Wednesday morning we woke up to several inches of snow on the ground - and no wind.  As the day went on the snow continued to fall and by the evening there was 15 cm.  Needless to say - no racing.

Thursday morning there wasn't a cloud in the sky - and there was finally wind.  But before any racing could start a major snow removal operation took place on the dock and access ramp and the boats had to be de-iced. It was still very cold but Gold Fleet got out there and had three races surrounded by the spectacular scenery of snow covered mountains. The wind started to fade when Silver Fleet was racing but they were fortunate to get a close look at a safe distance at the grizzly bear who appeared on the opposite shore!

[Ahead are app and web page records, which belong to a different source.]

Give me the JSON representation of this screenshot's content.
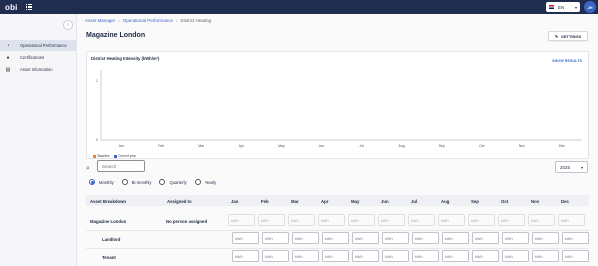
{
  "header": {
    "logo": "obi",
    "apps_icon": "grid-icon",
    "language": "EN",
    "avatar_initials": "JH"
  },
  "sidebar": {
    "items": [
      {
        "label": "Operational Performance",
        "icon": "gauge-icon",
        "active": true
      },
      {
        "label": "Certifications",
        "icon": "check-circle-icon",
        "active": false
      },
      {
        "label": "Asset Information",
        "icon": "table-icon",
        "active": false
      }
    ]
  },
  "breadcrumb": {
    "items": [
      "Asset Manager",
      "Operational Performance"
    ],
    "current": "District Heating"
  },
  "page": {
    "title": "Magazine London",
    "settings_label": "SETTINGS"
  },
  "chart_data": {
    "type": "bar",
    "title": "District Heating Intensity (kWh/m²)",
    "categories": [
      "Jan",
      "Feb",
      "Mar",
      "Apr",
      "May",
      "Jun",
      "Jul",
      "Aug",
      "Sep",
      "Oct",
      "Nov",
      "Dec"
    ],
    "series": [
      {
        "name": "Baseline",
        "values": [],
        "color": "#e8833a"
      },
      {
        "name": "Current year",
        "values": [],
        "color": "#3a66c9"
      }
    ],
    "yticks": [
      "1",
      "0"
    ],
    "ylim": [
      0,
      1
    ],
    "show_results_label": "SHOW RESULTS"
  },
  "filters": {
    "search_placeholder": "Search",
    "year": "2025",
    "periods": [
      {
        "label": "Monthly",
        "selected": true
      },
      {
        "label": "Bi-monthly",
        "selected": false
      },
      {
        "label": "Quarterly",
        "selected": false
      },
      {
        "label": "Yearly",
        "selected": false
      }
    ]
  },
  "table": {
    "columns": [
      "Asset Breakdown",
      "Assigned to",
      "Jan",
      "Feb",
      "Mar",
      "Apr",
      "May",
      "Jun",
      "Jul",
      "Aug",
      "Sep",
      "Oct",
      "Nov",
      "Dec"
    ],
    "rows": [
      {
        "name": "Magazine London",
        "assigned": "No person assigned",
        "cell_placeholder": "kWh",
        "disabled": true
      },
      {
        "name": "Landlord",
        "assigned": "",
        "cell_placeholder": "kWh",
        "disabled": false
      },
      {
        "name": "Tenant",
        "assigned": "",
        "cell_placeholder": "kWh",
        "disabled": false
      }
    ]
  }
}
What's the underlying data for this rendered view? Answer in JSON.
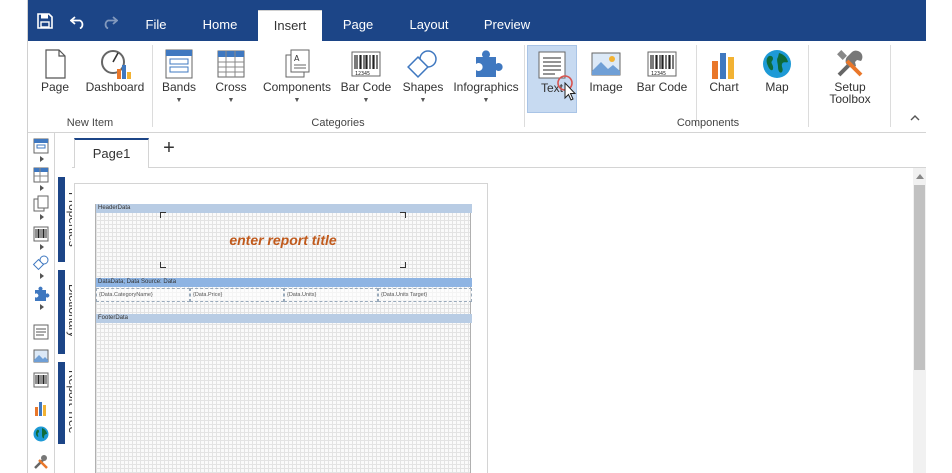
{
  "menu": {
    "tabs": [
      {
        "label": "File"
      },
      {
        "label": "Home"
      },
      {
        "label": "Insert"
      },
      {
        "label": "Page"
      },
      {
        "label": "Layout"
      },
      {
        "label": "Preview"
      }
    ],
    "active_tab": "Insert"
  },
  "ribbon": {
    "groups": [
      {
        "label": "New Item"
      },
      {
        "label": "Categories"
      },
      {
        "label": "Components"
      }
    ],
    "buttons": {
      "page": "Page",
      "dashboard": "Dashboard",
      "bands": "Bands",
      "cross": "Cross",
      "components": "Components",
      "barcode_cat": "Bar Code",
      "shapes": "Shapes",
      "infographics": "Infographics",
      "text": "Text",
      "image": "Image",
      "barcode": "Bar Code",
      "chart": "Chart",
      "map": "Map",
      "setup_toolbox": "Setup Toolbox"
    },
    "dropdown_glyph": "▼"
  },
  "side_panels": {
    "properties": "Properties",
    "dictionary": "Dictionary",
    "report_tree": "Report Tree"
  },
  "page_tabs": {
    "tabs": [
      {
        "label": "Page1"
      }
    ],
    "add_glyph": "+"
  },
  "report": {
    "header_band": "HeaderData",
    "title": "enter report title",
    "data_band": "DataData; Data Source: Data",
    "cells": [
      "{Data.CategoryName}",
      "{Data.Price}",
      "{Data.Units}",
      "{Data.Units Target}"
    ],
    "footer_band": "FooterData"
  },
  "colors": {
    "accent": "#1c4587",
    "selected": "#c7daf1",
    "title_text": "#c05a1c"
  }
}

Friday morning was slightly warmer and there was wind but the skies were cloudy and rain was predicted for the afternoon.  Silver Fleet started their first race with lots of wind but halfway through the race there was a major wind shift and then a big black cloud arrived over us, the wind died and it started to snow again! They just managed to finish that race but the lake was a mirror so back to the dock they came. The snow continued to fall and the wind refused to return so by 3pm racing was cancelled for the Gold Fleet.

One might think that the regatta was a bust with only three races for Gold and four for Silver.  But the fact is, nobody really cared because we were having such a fantastic time being all together like one big happy family!  It was a rare occasion for Gold & Silver sailors to hang out together and provided an opportunity for all of us to get to know one another better. On days when there was no racing PRO Peter VanMuyden, judge Warren Nethercote and Alberta Sailing coach Ian Elliott put on a number of educational seminars that were not only informative but entertaining as well. Every night after dinner DJ Rod Mack had us all dancing up a storm. Then after the dancing it was off to the campfire for games and songs. And the food was amazing! The event was catered by chef Wade Paterson who did an excellent job of providing delicious and nutritious meals, as well as taking care of any special dietary needs.

One highlight of the event took place when  Ian Elliott offered to shave off his bushy beard if people made $1000 in donations to DSAA. That goal was quickly reached so he then offered to shave his head as well if a target of $2000 was reached. In the end over $3500 was raised & Ian’s hairdresser drove up from Calgary to trim his locks in front of us all.

We were all sad when it was time to leave - especially as the weather was finally starting to warm up.  Kudos to DSAA for hosting this outstanding Mobility Cup in spite of multiple challenges and hurdles that had to be overcome to make it happen!

Be sure to check out the photos at www.mobilitycup.com

Paula Stone

New Partnership Friday, November 09, 2012 - Able Sail Network Partnership - Sail Canada is pleased to announce recent partnership with the Able Sail Network. Read more

Info contact

Nous avons 106 invités et aucun membre en ligne

DÉBUT DE PAGE